Mafia hit man Sal Cupertine is on the lam and everybody is looking for him. Sold to the “Kosher Nostra” in Arizona, he re-emerges as “Rabbi David Cohen.” Sound familiar? It shouldn’t: In Gangsterland, author Tod Goldberg has, within the well-elbowed constraints of the conventional crime narrative envelope, written an exceedingly sage and witty thriller that reveals no chinks in the armor, no narrative lines to nowhere, and with a “look Ma, no hands” ease of invention that would have Elmore Leonard turning over in his grave to see who has taken his place as one of the best writers around.
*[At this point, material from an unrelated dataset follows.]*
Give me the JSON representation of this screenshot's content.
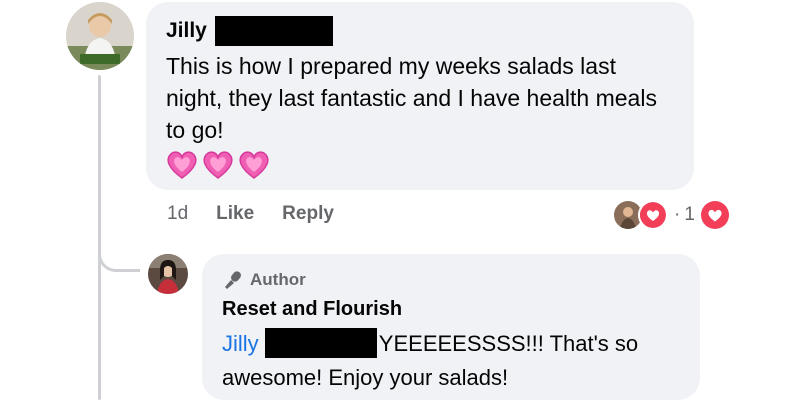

One Kick, by Chelsea Cain (Simon & Schuster):
Chelsea Cain has hit one out of the park with One Kick, the first novel in a projected series featuring Kick Lannigan, a young victim of sexual abuse. Kick is drawn here into assisting the mysterious John Bishop (a wealthy former gun dealer working with the FBI) and his even more mysterious masters as they attempt to track down and release other victims of such horrible crimes, and then punish the people responsible. One Kick looks at child porn, co-dependence, and getting justice with a steady eye and an unapologetic humanity that will make readers line up right now for this series’ second installment.

The Sixth Extinction, by James
Rollins (Morrow):
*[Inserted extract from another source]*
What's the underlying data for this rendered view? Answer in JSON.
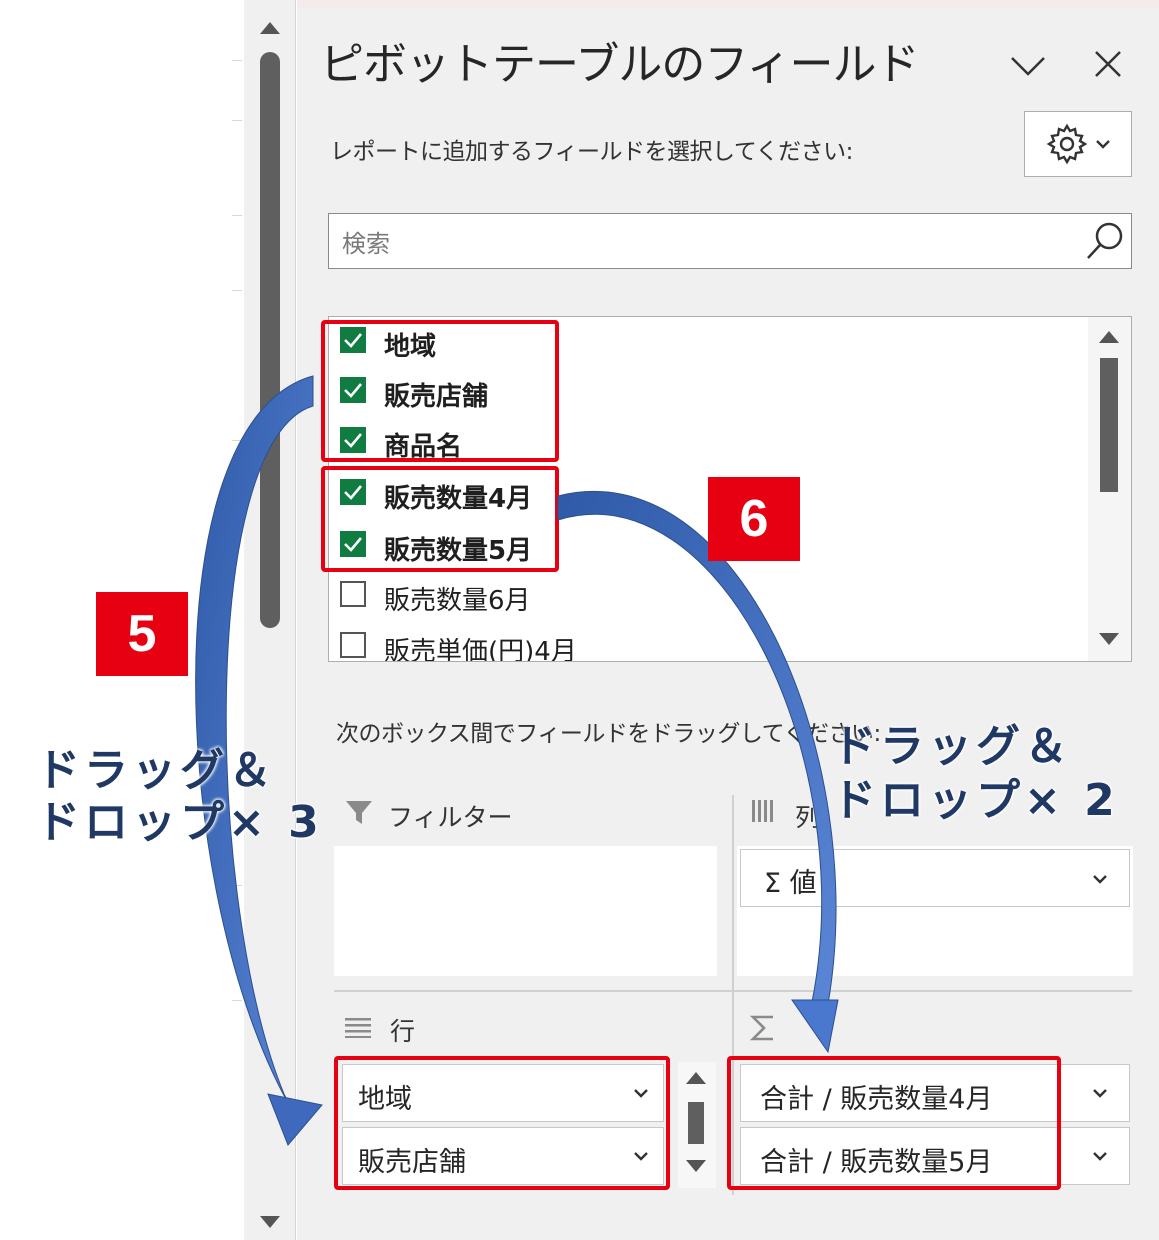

Fortified with fact and given energy through a plethora of what-ifs, Rollins’ 10th Sigma Force novel finds a mad scientist in a hidden lair, planning to unleash a globe-destroying weapon of prehistoric origin discovered beneath the ice of Antarctica. Once more, Commander Gray Pierce and his Sigma Force are called upon to save the planet. James Rollins’ creative DNA is clearly linked to that of H.G. Wells and Arthur Conan Doyle, and The Sixth Extinction—with its well fleshed-out disaster plot—might be just the thing to read when you need a break from today’s real-life and mounting ecological worries. Rollins’ nimble mind running wild in the world of fact and fiction is something to behold.

Finally, one true-crime pick …

Tinseltown: Murder, Morphine, and Madness at the Dawn of Hollywood, by William J. Mann (Harper):
Hollywood has never been more of a party town than it was back in the 1920s, before the Hays Code kicked in, giving legal weight to moral censorship guidelines. Mann’s Tinseltown puts the ’80s Brat Pack and all other wannabes to shame as he reinvestigates the February 1922 murder of Irish-born American director-actor William Desmond Taylor. There’s plenty of dope, booze, and sex in these pages, as well as desperate starlets, but Mann’s yarn isn’t meant merely to titillate. He gives Taylor’s death a historical perspective as he shows how early Hollywood moguls, together with Wall Street, built a town and a film studio system from scratch. There are surprises here for fans of Hollywood lore, and even more for newcomers to the subject.

1 comment:

Richard Mason said...

I will definitely be looking out for a couple of these. Thank You very much for posting these up.
I would recommend Broken Trust by Thomas Maurin. Published late in 2014, it instantly became one of my all time favorites. Three wonderfully developed characters that go on a hunt for a corrupt Swiss banker with gold reserves stolen from WWII. This book has everything to make a great series and I think it would make a great movie. Highly recommended.